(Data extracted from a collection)
☆ ☆ ☆

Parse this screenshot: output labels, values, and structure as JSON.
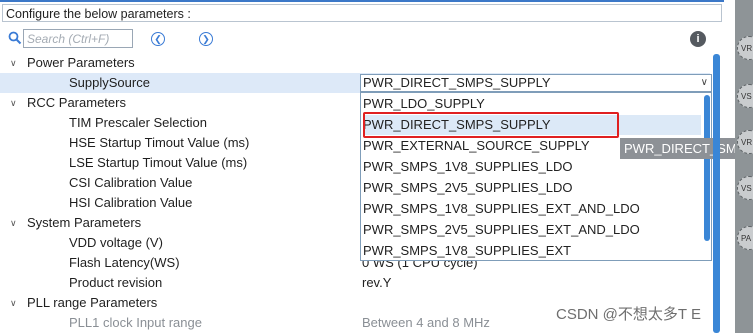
{
  "header": {
    "title": "Configure the below parameters :"
  },
  "toolbar": {
    "search_placeholder": "Search (Ctrl+F)",
    "prev_icon": "left-arrow-circle-icon",
    "next_icon": "right-arrow-circle-icon",
    "info_icon": "info-icon"
  },
  "tree": {
    "power": {
      "label": "Power Parameters",
      "supply_source": {
        "label": "SupplySource",
        "value": "PWR_DIRECT_SMPS_SUPPLY"
      }
    },
    "rcc": {
      "label": "RCC Parameters",
      "items": [
        {
          "label": "TIM Prescaler Selection"
        },
        {
          "label": "HSE Startup Timout Value (ms)"
        },
        {
          "label": "LSE Startup Timout Value (ms)"
        },
        {
          "label": "CSI Calibration Value"
        },
        {
          "label": "HSI Calibration Value"
        }
      ]
    },
    "system": {
      "label": "System Parameters",
      "items": [
        {
          "label": "VDD voltage (V)"
        },
        {
          "label": "Flash Latency(WS)",
          "value": "0 WS (1 CPU cycle)"
        },
        {
          "label": "Product revision",
          "value": "rev.Y"
        }
      ]
    },
    "pll": {
      "label": "PLL range Parameters",
      "items": [
        {
          "label": "PLL1 clock Input range",
          "value": "Between 4 and 8 MHz"
        }
      ]
    }
  },
  "dropdown": {
    "selected": "PWR_DIRECT_SMPS_SUPPLY",
    "options": [
      "PWR_LDO_SUPPLY",
      "PWR_DIRECT_SMPS_SUPPLY",
      "PWR_EXTERNAL_SOURCE_SUPPLY",
      "PWR_SMPS_1V8_SUPPLIES_LDO",
      "PWR_SMPS_2V5_SUPPLIES_LDO",
      "PWR_SMPS_1V8_SUPPLIES_EXT_AND_LDO",
      "PWR_SMPS_2V5_SUPPLIES_EXT_AND_LDO",
      "PWR_SMPS_1V8_SUPPLIES_EXT"
    ],
    "tooltip": "PWR_DIRECT_SMPS_SUPPLY"
  },
  "side_panel": {
    "pins": [
      "VR",
      "VS",
      "VR",
      "VS",
      "PA"
    ]
  },
  "watermark": "CSDN @不想太多T E",
  "colors": {
    "accent": "#3a86d6",
    "selection": "#dde9f8",
    "highlight_border": "#e02020"
  }
}
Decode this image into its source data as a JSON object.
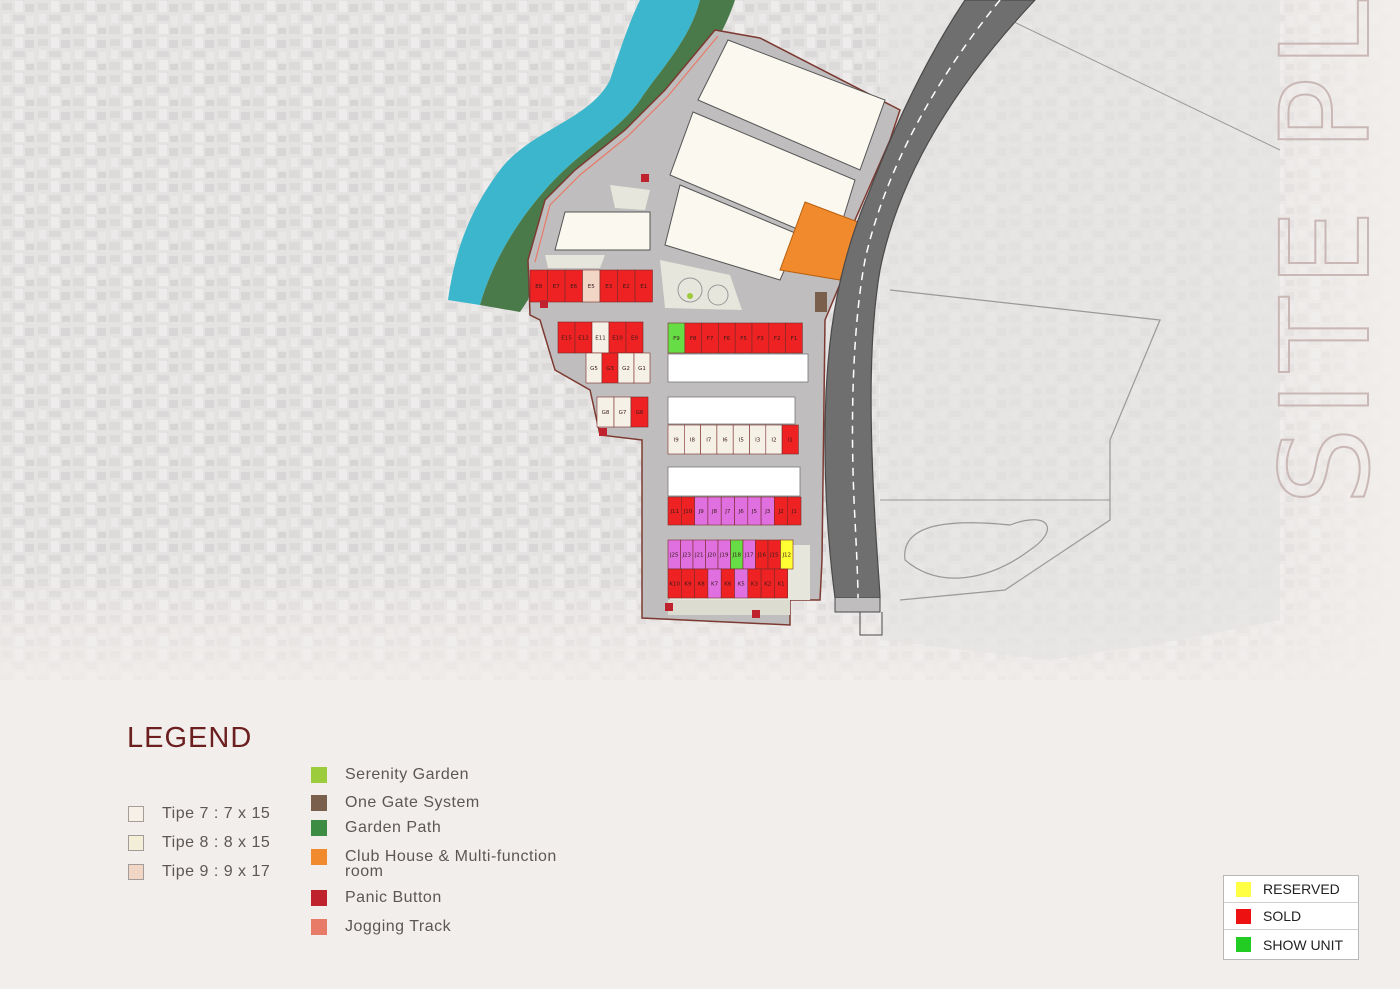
{
  "site_title": "SITE PLAN",
  "lots": {
    "row_e_top": [
      "E8",
      "E7",
      "E6",
      "E5",
      "E3",
      "E2",
      "E1"
    ],
    "row_e_mid": [
      "E15",
      "E12",
      "E11",
      "E10",
      "E9"
    ],
    "row_g_top": [
      "G5",
      "G3",
      "G2",
      "G1"
    ],
    "row_g_bot": [
      "G8",
      "G7",
      "G6"
    ],
    "row_f": [
      "F9",
      "F8",
      "F7",
      "F6",
      "F5",
      "F3",
      "F2",
      "F1"
    ],
    "row_i": [
      "I9",
      "I8",
      "I7",
      "I6",
      "I5",
      "I3",
      "I2",
      "I1"
    ],
    "row_j_top": [
      "J11",
      "J10",
      "J9",
      "J8",
      "J7",
      "J6",
      "J5",
      "J3",
      "J2",
      "J1"
    ],
    "row_j_bot": [
      "J25",
      "J23",
      "J21",
      "J20",
      "J19",
      "J18",
      "J17",
      "J16",
      "J15",
      "J12"
    ],
    "row_k": [
      "K10",
      "K9",
      "K8",
      "K7",
      "K6",
      "K5",
      "K3",
      "K2",
      "K1"
    ]
  },
  "legend": {
    "title": "LEGEND",
    "types": [
      {
        "label": "Tipe 7 : 7 x 15",
        "color": "#f6f1e7"
      },
      {
        "label": "Tipe 8 : 8 x 15",
        "color": "#f2eed8"
      },
      {
        "label": "Tipe 9 : 9 x 17",
        "color": "#f1d6c6"
      }
    ],
    "facilities": [
      {
        "label": "Serenity Garden",
        "color": "#9ccc3c"
      },
      {
        "label": "One Gate System",
        "color": "#7a5f4c"
      },
      {
        "label": "Garden Path",
        "color": "#3c8c44"
      },
      {
        "label": "Club House & Multi-function room",
        "color": "#f08a2c"
      },
      {
        "label": "Panic Button",
        "color": "#c0222d"
      },
      {
        "label": "Jogging Track",
        "color": "#e87a68"
      }
    ]
  },
  "status": [
    {
      "label": "RESERVED",
      "color": "#ffff44"
    },
    {
      "label": "SOLD",
      "color": "#ee1111"
    },
    {
      "label": "SHOW UNIT",
      "color": "#22cc22"
    }
  ]
}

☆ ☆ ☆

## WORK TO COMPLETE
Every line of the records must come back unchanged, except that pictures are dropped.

## ANSWER SECTION
Parse this screenshot: output labels, values, and structure as JSON.
{
  "header": {
    "title": "Configure the below parameters :"
  },
  "toolbar": {
    "search_placeholder": "Search (Ctrl+F)",
    "prev_icon": "left-arrow-circle-icon",
    "next_icon": "right-arrow-circle-icon",
    "info_icon": "info-icon"
  },
  "tree": {
    "power": {
      "label": "Power Parameters",
      "supply_source": {
        "label": "SupplySource",
        "value": "PWR_DIRECT_SMPS_SUPPLY"
      }
    },
    "rcc": {
      "label": "RCC Parameters",
      "items": [
        {
          "label": "TIM Prescaler Selection"
        },
        {
          "label": "HSE Startup Timout Value (ms)"
        },
        {
          "label": "LSE Startup Timout Value (ms)"
        },
        {
          "label": "CSI Calibration Value"
        },
        {
          "label": "HSI Calibration Value"
        }
      ]
    },
    "system": {
      "label": "System Parameters",
      "items": [
        {
          "label": "VDD voltage (V)"
        },
        {
          "label": "Flash Latency(WS)",
          "value": "0 WS (1 CPU cycle)"
        },
        {
          "label": "Product revision",
          "value": "rev.Y"
        }
      ]
    },
    "pll": {
      "label": "PLL range Parameters",
      "items": [
        {
          "label": "PLL1 clock Input range",
          "value": "Between 4 and 8 MHz"
        }
      ]
    }
  },
  "dropdown": {
    "selected": "PWR_DIRECT_SMPS_SUPPLY",
    "options": [
      "PWR_LDO_SUPPLY",
      "PWR_DIRECT_SMPS_SUPPLY",
      "PWR_EXTERNAL_SOURCE_SUPPLY",
      "PWR_SMPS_1V8_SUPPLIES_LDO",
      "PWR_SMPS_2V5_SUPPLIES_LDO",
      "PWR_SMPS_1V8_SUPPLIES_EXT_AND_LDO",
      "PWR_SMPS_2V5_SUPPLIES_EXT_AND_LDO",
      "PWR_SMPS_1V8_SUPPLIES_EXT"
    ],
    "tooltip": "PWR_DIRECT_SMPS_SUPPLY"
  },
  "side_panel": {
    "pins": [
      "VR",
      "VS",
      "VR",
      "VS",
      "PA"
    ]
  },
  "watermark": "CSDN @不想太多T E",
  "colors": {
    "accent": "#3a86d6",
    "selection": "#dde9f8",
    "highlight_border": "#e02020"
  }
}
Decode this image into its source data as a JSON object.
{
  "site_title": "SITE PLAN",
  "lots": {
    "row_e_top": [
      "E8",
      "E7",
      "E6",
      "E5",
      "E3",
      "E2",
      "E1"
    ],
    "row_e_mid": [
      "E15",
      "E12",
      "E11",
      "E10",
      "E9"
    ],
    "row_g_top": [
      "G5",
      "G3",
      "G2",
      "G1"
    ],
    "row_g_bot": [
      "G8",
      "G7",
      "G6"
    ],
    "row_f": [
      "F9",
      "F8",
      "F7",
      "F6",
      "F5",
      "F3",
      "F2",
      "F1"
    ],
    "row_i": [
      "I9",
      "I8",
      "I7",
      "I6",
      "I5",
      "I3",
      "I2",
      "I1"
    ],
    "row_j_top": [
      "J11",
      "J10",
      "J9",
      "J8",
      "J7",
      "J6",
      "J5",
      "J3",
      "J2",
      "J1"
    ],
    "row_j_bot": [
      "J25",
      "J23",
      "J21",
      "J20",
      "J19",
      "J18",
      "J17",
      "J16",
      "J15",
      "J12"
    ],
    "row_k": [
      "K10",
      "K9",
      "K8",
      "K7",
      "K6",
      "K5",
      "K3",
      "K2",
      "K1"
    ]
  },
  "legend": {
    "title": "LEGEND",
    "types": [
      {
        "label": "Tipe 7 : 7 x 15",
        "color": "#f6f1e7"
      },
      {
        "label": "Tipe 8 : 8 x 15",
        "color": "#f2eed8"
      },
      {
        "label": "Tipe 9 : 9 x 17",
        "color": "#f1d6c6"
      }
    ],
    "facilities": [
      {
        "label": "Serenity Garden",
        "color": "#9ccc3c"
      },
      {
        "label": "One Gate System",
        "color": "#7a5f4c"
      },
      {
        "label": "Garden Path",
        "color": "#3c8c44"
      },
      {
        "label": "Club House & Multi-function room",
        "color": "#f08a2c"
      },
      {
        "label": "Panic Button",
        "color": "#c0222d"
      },
      {
        "label": "Jogging Track",
        "color": "#e87a68"
      }
    ]
  },
  "status": [
    {
      "label": "RESERVED",
      "color": "#ffff44"
    },
    {
      "label": "SOLD",
      "color": "#ee1111"
    },
    {
      "label": "SHOW UNIT",
      "color": "#22cc22"
    }
  ]
}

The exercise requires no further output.